However, none of the indicators produced equally consistent results for the other three contracts (2009-2011).  In fact, six of the nine indicators produced negative hedging returns for at least one year, and some for two of the five years.  Five of the indicators produced average hedging gains of $6.73 to $10.83 per hundredweight over the five year test period.  Based on an average contract closing price of $117.34, these are gains of 5.7% to 9.2%.

Several of the indicators have interesting elements, but all have some challenges.  For example, MA(5,35) produced an average hedging gain of $5.81 and only had two losing trades in five years.  However, one of those losses was $7.16, or more than $3,500 per contract.  MA(17,35) did even better with an average gain of $6.87 and only one  losing trade in five years.  But, again, that one loss was a sizeable $6.16.  Three indicators produced a positive gain each of the five years, and averaged $6.73 to $10.83.  As noted in the Trades section of the table, each had losing trades up to $2.40 per hundredweight.

The devil is in the detail!
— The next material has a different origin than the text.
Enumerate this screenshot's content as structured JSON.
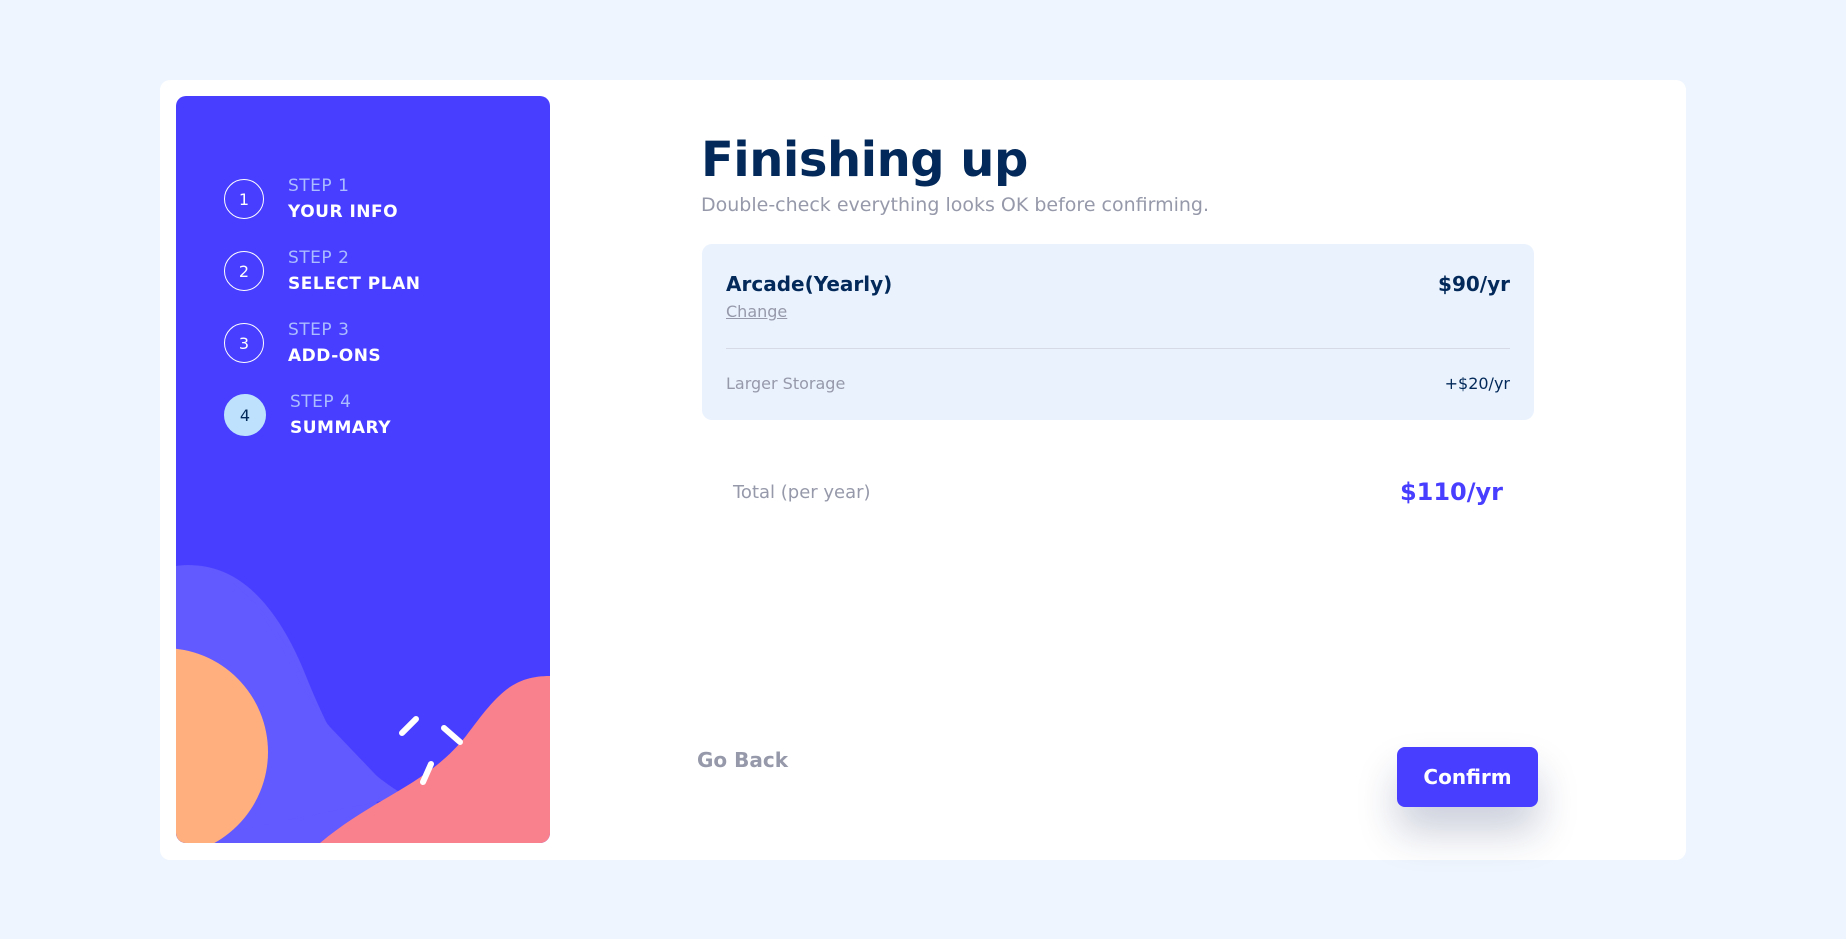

Eight of the nine indicators had more than 50% winning trades, but only MA(17,35) reached 80%.  Four of the indicators produced only five or six trades in five years, while one produced nine, and one produced 18.  The other three jumped to 44, 113, and 177 trades.  These latter numbers may be acceptable to professional traders, but would be excessive for most producers who are attempting to implement a hedging program to manage price risk.

All of the indicators had one or more losing trades of at least $2.10, and some had losing trades in the $6.00, $7.00, and $8.00 range per hundredweight.  These losses translate to large margin requirements, and could put significant pressure on cash flow.
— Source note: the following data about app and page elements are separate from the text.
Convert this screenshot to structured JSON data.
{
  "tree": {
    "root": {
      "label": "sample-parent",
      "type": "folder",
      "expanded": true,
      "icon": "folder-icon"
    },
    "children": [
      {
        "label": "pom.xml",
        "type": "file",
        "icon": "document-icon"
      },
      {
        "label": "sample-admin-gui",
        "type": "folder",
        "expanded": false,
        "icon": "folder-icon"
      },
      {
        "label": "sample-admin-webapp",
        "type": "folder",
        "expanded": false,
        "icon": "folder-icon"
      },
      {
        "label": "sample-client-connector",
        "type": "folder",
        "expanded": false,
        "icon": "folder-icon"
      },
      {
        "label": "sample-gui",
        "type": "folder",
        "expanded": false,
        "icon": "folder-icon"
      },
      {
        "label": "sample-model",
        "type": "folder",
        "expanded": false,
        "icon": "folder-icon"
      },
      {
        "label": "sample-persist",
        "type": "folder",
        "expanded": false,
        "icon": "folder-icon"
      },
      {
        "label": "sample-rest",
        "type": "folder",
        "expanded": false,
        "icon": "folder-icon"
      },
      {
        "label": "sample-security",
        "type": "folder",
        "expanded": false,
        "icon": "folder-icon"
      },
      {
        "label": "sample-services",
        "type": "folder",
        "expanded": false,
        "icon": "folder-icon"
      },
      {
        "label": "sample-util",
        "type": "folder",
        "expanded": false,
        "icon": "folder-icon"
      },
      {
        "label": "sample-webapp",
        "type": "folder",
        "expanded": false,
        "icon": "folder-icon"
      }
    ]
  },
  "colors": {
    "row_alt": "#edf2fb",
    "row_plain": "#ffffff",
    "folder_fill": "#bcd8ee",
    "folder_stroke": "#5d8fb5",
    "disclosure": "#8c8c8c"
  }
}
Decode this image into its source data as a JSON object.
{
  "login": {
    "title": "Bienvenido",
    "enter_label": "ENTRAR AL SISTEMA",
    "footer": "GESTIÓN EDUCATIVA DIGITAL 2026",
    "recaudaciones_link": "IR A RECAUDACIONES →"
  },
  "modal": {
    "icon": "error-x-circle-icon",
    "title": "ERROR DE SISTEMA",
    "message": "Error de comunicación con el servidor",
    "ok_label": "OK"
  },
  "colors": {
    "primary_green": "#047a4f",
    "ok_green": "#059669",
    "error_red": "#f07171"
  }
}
Selecting a “best” indicator from this set is a challenge because there are tradeoffs between size of hedging gain and the number of trades and the size of losing trades.  If you can accept an average of more than eight trades per year, and single trade losses of $2.40 per hundredweight, then CL&MA(17) may be the most interesting in this set.  Most producers would agree that there is no obvious “best” indicator in these nine moving average indicators.

Readers are reminded that these are preliminary results, but that moving average indicators were not expected to work as well for livestock as for the grains.  Readers are also reminded that the results are only for the November contracts for Feeder Cattle, and for only one five year test period.

Since this is a learning site, and because there are four other families of indictors to be reviewed, it is not productive to try to go farther at this time to identify a “best” indicator Feeder Cattle for Feeder Cattle.  The definition of “best” is very subjective and unique to each management team.  The main focus of this article is to provide preliminary results on how effective the moving average indicators have been for hedging Nov Feeder Cattle.  The secondary point is to focus attention on factors which can significantly distort the selection of a “best” indicator, such as the size and number of losing trades, cumulative losses, etc.

The next articles in the series will shift to indicators based on oscillators instead of moving averages.

As always, comments and questions are welcome.  The easiest way is to Reply to the post on the Discussion Group page relating to Nov Feeder Cattle – MA.

Posted by Keith D. Rogers on 27 May 2014.